Despite slowing economic growth, threats posed by former Cold War enemies mean that Russia's ongoing 20 trillion ruble ($500 billion) military rearmament program will continue as planned, President Vladimir Putin told senior military officials at a promotion ceremony on Friday.
"Past threats have not vanished and are still present," Putin told the officers, before going on to pledge support for the rearmament program that will modernize the majority of Russia's aging military hardware by 2020, according to remarks published on the Kremlin website on Friday.

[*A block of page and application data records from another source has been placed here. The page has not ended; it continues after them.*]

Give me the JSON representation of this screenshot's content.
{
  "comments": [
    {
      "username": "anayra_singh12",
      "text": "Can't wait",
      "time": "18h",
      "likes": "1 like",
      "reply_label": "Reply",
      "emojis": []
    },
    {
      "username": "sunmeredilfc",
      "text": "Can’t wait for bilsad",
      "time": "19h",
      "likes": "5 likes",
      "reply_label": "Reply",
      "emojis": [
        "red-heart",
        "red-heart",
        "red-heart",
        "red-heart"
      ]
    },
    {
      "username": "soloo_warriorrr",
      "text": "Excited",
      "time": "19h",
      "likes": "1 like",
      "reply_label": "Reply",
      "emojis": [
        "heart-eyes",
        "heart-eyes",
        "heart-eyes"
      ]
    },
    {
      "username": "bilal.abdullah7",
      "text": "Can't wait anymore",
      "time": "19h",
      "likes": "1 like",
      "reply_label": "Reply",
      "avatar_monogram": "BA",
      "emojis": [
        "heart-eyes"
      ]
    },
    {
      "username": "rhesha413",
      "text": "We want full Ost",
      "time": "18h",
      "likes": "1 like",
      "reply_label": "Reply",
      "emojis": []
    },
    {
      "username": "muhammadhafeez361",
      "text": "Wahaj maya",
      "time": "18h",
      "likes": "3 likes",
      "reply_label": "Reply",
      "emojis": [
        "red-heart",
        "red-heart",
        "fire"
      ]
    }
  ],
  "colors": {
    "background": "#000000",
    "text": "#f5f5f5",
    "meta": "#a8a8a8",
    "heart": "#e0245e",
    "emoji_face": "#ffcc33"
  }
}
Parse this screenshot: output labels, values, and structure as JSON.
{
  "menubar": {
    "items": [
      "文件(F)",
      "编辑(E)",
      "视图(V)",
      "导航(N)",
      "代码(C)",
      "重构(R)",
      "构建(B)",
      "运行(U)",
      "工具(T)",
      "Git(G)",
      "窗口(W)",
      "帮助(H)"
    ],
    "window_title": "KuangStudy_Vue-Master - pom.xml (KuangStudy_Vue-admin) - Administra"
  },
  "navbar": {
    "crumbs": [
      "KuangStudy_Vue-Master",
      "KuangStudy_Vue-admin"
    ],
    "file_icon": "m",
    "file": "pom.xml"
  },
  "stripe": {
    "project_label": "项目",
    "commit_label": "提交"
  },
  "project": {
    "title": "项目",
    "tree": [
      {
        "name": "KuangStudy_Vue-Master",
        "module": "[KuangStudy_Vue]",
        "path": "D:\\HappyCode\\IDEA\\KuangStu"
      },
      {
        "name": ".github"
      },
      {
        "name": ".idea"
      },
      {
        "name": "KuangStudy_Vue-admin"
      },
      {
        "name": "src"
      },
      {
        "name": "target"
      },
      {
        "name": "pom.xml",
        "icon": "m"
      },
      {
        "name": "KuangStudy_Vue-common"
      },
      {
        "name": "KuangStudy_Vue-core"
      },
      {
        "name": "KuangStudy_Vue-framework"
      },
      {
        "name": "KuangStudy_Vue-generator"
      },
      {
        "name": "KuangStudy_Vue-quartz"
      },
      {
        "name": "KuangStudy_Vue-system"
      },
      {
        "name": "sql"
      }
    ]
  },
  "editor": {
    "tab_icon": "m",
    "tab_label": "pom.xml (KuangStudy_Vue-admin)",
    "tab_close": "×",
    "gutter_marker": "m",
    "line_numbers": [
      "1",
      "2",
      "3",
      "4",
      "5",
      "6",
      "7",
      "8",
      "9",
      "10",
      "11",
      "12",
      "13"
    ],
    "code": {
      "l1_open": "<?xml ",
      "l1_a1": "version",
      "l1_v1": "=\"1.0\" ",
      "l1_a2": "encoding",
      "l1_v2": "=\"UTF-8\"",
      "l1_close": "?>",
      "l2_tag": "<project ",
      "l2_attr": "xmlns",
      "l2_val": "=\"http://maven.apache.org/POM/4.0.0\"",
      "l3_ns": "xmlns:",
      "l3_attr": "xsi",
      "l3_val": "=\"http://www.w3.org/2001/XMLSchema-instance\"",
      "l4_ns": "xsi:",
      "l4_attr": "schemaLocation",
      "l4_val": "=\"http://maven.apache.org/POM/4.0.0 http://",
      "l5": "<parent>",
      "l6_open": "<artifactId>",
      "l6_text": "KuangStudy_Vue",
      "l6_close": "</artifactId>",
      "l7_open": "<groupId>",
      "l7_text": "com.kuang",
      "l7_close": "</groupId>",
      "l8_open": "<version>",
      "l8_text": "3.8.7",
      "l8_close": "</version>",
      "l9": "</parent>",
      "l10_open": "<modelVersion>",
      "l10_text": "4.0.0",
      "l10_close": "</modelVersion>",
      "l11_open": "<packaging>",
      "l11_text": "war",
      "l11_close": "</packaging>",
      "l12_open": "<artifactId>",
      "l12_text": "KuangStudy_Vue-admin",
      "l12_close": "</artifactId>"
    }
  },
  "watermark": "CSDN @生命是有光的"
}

The rearmament program focuses on equipping Russia's military with new ships, submarines, airplanes, nuclear missiles and battlefield equipment for Russian soldiers. It is a sweeping modernization project that hopes to revitalize almost 70 percent of the armed forces by 2020, while the strategic nuclear forces will be completely overhauled in this period.
Under the plan, Russia's national defense budget for next year will reach a record 3.3 trillion rubles ($80 billion), or 4.2 percent of the country's GDP, the head of the State Duma's defense committee, Admiral Vladimir Komoyedov, was quoted as saying by the Interfax news agency last month.
This rise in military spending comes at a time of economic stagnation for Russia as low oil prices, inflation and Western sanctions over the Kremlin's role in the Ukraine crisis all hit home.
Putin pointed to the ongoing conflict in eastern Ukraine and NATO's reinvigorated stance toward Russia as evidence that Russia faces major security threats and must spend heavily on defense.
Russia has taken an increasingly antagonistic line with NATO, which has found a renewed sense of purpose in the face of what it characterizes as a series of aggressive gestures from Moscow in the wake of its annexation of Crimea in March. NATO in recent weeks has reported a flurry of Russian fighter jets and bombers violating the airspace of its members.
With both sides pointing fingers at the other for increasing tensions, Putin told his senior officers that "attempts to upset strategic parity continue," likely referring to NATO's attempts to install ballistic missile interceptors along Russia's western frontiers.
Moscow is sensitive to any threat to its strategic nuclear forces, as Russia's nuclear strength is viewed by military planners as the only reliable means of deterring a large-scale military attack from NATO or China.
But Putin stressed that Russia's military doctrine, which is currently being revised in light of NATO's increased presence in Eastern Europe, "is solely defensive in nature." The president added that "Russia has no intention of being dragged into the confrontation that others are trying by force to impose on us," and that Russia remains open to "equal and respectful dialogue" on international and regional issues.